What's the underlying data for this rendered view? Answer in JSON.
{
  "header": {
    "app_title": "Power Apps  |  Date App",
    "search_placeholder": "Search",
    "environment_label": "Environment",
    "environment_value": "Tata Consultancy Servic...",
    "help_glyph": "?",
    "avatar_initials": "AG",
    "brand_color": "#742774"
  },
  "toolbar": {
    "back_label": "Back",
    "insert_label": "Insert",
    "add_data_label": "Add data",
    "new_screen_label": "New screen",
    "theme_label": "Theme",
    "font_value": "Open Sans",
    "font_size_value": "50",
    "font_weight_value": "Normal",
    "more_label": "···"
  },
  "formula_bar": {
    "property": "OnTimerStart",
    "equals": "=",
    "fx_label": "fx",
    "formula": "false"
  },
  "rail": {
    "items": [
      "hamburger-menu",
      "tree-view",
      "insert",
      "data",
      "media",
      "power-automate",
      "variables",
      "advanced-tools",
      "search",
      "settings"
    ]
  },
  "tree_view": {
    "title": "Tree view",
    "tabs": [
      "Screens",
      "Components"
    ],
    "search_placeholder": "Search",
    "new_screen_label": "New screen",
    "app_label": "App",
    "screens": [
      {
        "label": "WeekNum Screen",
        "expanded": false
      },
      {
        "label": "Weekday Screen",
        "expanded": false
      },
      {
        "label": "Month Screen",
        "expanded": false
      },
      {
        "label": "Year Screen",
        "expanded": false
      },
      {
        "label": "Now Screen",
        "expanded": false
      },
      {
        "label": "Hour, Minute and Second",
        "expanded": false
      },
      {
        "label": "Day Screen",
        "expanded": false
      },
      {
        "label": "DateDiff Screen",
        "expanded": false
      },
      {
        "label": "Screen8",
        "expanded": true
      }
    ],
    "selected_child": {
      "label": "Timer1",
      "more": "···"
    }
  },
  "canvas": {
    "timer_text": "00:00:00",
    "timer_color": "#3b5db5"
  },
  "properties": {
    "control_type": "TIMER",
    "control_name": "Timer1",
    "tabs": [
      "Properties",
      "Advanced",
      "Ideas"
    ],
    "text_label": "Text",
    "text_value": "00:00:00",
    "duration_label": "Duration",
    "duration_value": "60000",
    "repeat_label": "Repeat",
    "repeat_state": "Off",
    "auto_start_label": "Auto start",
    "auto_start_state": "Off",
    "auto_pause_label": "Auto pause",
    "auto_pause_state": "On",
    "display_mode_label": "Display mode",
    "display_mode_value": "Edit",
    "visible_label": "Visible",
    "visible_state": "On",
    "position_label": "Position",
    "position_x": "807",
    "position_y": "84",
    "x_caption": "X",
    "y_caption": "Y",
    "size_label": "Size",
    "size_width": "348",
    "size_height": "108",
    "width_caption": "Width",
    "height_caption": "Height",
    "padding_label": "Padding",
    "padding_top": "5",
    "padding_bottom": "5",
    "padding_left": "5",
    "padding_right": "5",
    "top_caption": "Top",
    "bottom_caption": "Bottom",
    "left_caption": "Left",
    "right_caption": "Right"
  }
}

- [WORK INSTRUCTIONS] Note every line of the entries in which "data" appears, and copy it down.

- [RESULT OF THE EXERCISE]
What's the underlying data for this rendered view? Answer in JSON.
    "add_data_label": "Add data",
      "data",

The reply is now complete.